<blockquote class=3D"gmail_quote" style=3D"margin:0 0 0 .8ex;border-left:1p= x #ccc solid;padding-left:1ex"> <br> </blockquote> <br></div></div><div class=3D"im"> All regressions should have a link to the commit where the issue first<br> recurred.<br> </div></blockquote> <br> In my experience, that&#39;s nearly always a waste of time. In almost<br> all cases, there is nothing wrong with the offending commit, it<br> merely triggered an existing latent bug. This is particularly<br> true of forward reference bugs.<br> <br></blockquote><div><br></div><div>I didn&#39;t imply that there was anyt= hing wrong with the offending commit.=A0 It does help to give a reference p= oint on where to start looking for tracing the different code paths down an= d find a resolution to the regression, as opposed to &quot;removing this li= ne&quot; or &quot;adding this safegaurd seems to work&quot;.<br> </div></div><br><br>Regards<br></div><div class=3D"gmail_extra">-- <br>Iain= Buclaw<br><br>*(p &lt; e ? p++ : p) =3D (c &amp; 0x0f) + &#39;0&#39;; </div></div> --20cf3074afa8b65bc404d689bab5--
Feb 25 2013
prev sibling parent "Don" <turnyourkidsintocash nospam.com> writes:
On Monday, 25 February 2013 at 10:09:18 UTC, Iain Buclaw wrote:
 On 25 February 2013 09:35, Don 
 <turnyourkidsintocash nospam.com> wrote:

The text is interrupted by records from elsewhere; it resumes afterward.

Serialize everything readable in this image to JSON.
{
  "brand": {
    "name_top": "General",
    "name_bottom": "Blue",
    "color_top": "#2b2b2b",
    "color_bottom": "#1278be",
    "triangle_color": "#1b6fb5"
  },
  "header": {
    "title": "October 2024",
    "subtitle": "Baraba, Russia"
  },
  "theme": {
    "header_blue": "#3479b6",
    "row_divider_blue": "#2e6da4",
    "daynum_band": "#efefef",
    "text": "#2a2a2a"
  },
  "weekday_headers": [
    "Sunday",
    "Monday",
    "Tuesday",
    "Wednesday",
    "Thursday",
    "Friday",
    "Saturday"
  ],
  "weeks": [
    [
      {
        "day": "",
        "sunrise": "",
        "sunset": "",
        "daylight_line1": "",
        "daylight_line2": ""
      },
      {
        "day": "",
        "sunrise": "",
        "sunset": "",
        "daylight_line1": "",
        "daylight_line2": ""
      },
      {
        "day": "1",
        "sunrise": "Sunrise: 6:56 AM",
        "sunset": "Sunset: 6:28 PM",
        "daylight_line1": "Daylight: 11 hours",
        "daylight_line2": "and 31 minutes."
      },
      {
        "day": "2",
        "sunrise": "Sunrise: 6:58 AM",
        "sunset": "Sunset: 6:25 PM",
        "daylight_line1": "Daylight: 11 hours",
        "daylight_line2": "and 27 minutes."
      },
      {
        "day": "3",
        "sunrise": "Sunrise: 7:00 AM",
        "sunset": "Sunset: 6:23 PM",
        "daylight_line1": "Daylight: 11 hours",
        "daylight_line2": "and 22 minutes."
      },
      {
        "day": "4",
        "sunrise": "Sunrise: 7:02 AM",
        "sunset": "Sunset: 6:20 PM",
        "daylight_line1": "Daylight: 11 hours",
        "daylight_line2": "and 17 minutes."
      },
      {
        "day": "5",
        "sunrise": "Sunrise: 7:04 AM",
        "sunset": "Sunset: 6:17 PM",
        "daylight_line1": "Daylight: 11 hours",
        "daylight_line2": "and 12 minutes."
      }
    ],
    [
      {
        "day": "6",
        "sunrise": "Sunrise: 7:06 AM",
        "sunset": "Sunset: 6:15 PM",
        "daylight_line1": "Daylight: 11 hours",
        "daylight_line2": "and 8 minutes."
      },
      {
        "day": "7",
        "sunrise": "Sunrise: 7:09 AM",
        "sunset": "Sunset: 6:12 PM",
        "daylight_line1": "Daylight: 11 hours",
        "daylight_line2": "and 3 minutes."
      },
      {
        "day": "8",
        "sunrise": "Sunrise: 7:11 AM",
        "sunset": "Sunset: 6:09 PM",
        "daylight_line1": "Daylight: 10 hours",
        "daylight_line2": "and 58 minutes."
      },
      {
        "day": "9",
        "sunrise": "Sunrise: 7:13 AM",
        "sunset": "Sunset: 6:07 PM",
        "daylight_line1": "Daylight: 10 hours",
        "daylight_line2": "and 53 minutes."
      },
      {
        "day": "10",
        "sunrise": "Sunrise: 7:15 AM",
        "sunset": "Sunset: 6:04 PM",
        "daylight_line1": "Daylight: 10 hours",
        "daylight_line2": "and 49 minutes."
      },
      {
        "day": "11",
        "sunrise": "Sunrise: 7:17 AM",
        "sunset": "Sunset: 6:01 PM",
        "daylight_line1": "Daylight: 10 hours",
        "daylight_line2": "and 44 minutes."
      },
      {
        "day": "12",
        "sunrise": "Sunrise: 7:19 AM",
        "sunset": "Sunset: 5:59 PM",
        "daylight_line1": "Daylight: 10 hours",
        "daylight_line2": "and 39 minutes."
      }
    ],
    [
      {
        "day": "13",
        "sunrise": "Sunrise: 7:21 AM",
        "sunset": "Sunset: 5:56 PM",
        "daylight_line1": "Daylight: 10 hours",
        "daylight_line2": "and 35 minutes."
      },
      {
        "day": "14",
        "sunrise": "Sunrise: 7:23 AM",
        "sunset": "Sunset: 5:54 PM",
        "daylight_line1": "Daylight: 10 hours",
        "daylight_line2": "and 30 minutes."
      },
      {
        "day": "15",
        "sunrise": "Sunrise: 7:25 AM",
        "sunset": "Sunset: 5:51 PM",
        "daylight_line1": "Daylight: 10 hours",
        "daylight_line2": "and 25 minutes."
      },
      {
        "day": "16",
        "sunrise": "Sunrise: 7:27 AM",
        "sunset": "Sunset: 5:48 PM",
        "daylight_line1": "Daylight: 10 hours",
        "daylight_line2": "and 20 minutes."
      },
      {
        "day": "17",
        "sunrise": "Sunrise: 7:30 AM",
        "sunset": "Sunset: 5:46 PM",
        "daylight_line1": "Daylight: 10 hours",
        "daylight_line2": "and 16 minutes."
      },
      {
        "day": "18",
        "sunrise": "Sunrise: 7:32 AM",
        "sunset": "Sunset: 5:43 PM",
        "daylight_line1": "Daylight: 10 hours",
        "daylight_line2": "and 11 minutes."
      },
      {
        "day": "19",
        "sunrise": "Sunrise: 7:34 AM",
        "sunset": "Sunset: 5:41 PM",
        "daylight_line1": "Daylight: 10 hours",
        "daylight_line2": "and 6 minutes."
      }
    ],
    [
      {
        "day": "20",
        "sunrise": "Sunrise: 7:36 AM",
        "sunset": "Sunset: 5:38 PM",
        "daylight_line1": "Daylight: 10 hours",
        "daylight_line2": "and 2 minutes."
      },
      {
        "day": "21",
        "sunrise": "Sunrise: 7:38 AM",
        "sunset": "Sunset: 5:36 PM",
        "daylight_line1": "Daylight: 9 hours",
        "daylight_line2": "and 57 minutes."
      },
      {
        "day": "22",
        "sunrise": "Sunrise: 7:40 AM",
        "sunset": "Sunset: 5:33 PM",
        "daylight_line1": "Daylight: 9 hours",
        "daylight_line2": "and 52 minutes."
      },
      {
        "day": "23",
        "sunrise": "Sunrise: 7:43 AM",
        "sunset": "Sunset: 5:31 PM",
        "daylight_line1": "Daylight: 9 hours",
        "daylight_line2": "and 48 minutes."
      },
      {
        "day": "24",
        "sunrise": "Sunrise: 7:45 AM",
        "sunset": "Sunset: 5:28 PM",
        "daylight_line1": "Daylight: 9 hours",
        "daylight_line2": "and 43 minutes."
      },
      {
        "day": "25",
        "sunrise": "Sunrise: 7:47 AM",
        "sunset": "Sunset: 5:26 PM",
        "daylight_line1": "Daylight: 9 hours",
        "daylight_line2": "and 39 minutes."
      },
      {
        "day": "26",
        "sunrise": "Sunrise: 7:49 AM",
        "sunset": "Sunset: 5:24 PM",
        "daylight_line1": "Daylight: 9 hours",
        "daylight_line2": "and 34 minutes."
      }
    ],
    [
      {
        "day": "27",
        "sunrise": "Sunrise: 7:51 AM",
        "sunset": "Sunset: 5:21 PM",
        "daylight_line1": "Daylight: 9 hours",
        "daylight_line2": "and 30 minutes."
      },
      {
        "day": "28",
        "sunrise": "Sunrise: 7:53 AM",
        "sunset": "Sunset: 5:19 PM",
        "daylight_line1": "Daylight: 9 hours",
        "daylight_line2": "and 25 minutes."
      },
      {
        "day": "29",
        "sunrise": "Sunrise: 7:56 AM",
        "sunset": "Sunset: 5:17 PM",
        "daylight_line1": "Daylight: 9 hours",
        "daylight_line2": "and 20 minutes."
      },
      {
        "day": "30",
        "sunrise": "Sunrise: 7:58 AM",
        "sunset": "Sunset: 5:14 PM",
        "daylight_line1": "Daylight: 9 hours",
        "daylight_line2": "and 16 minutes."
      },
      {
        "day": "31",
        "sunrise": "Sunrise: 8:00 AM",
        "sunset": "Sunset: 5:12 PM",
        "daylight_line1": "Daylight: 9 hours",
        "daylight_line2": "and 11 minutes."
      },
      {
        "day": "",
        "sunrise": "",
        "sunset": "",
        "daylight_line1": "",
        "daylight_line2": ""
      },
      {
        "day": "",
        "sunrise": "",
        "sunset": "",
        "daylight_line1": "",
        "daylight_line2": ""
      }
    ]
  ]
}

 On Monday, 25 February 2013 at 01:04:01 UTC, Iain Buclaw wrote:

 On Feb 24, 2013 10:16 PM, "Walter Bright" 
 <newshound2 digitalmars.com>
 wrote:

 On 2/24/2013 8:48 AM, SiegeLord wrote:

 I am quite sick of DMDFE breaking my code every release 
 with bugs
 that are then solved for the next release (that is, if they 
 are
 solved).

Here's the current regression list: http://d.puremagic.com/issues/**buglist.cgi?query_format=**

status=ASSIGNED&bug_status=**REOPENED<http://d.puremagic.com/issues/buglist.cgi?query_format=advanced&bug_severity=regression&bug_status=NEW&bug_status=ASSIGNED&bug_status=REOPENED>

issue first recurred.

In my experience, that's nearly always a waste of time. In almost all cases, there is nothing wrong with the offending commit, it merely triggered an existing latent bug. This is particularly true of forward reference bugs.

commit.

I didn't intend to imply that you did. My experience is that it doesn't even have any useful relationship to the bug, and that (even worse) you waste a lot of time trying to figure out what the relationship is.
 It
 does help to give a reference point on where to start looking 
 for tracing
 the different code paths down and find a resolution to the 
 regression, a
 opposed to "removing this line" or "adding this safegaurd seems 
 to work".

Intuitively, I used to think that, but I personally have not found that to be true in practice. I think tracking down the exact commit is a complete waste of time. In the cases I've seen where it had a clear relationship to the bug, it was obvious what part of the code contained the bug, anyway.
Feb 25 2013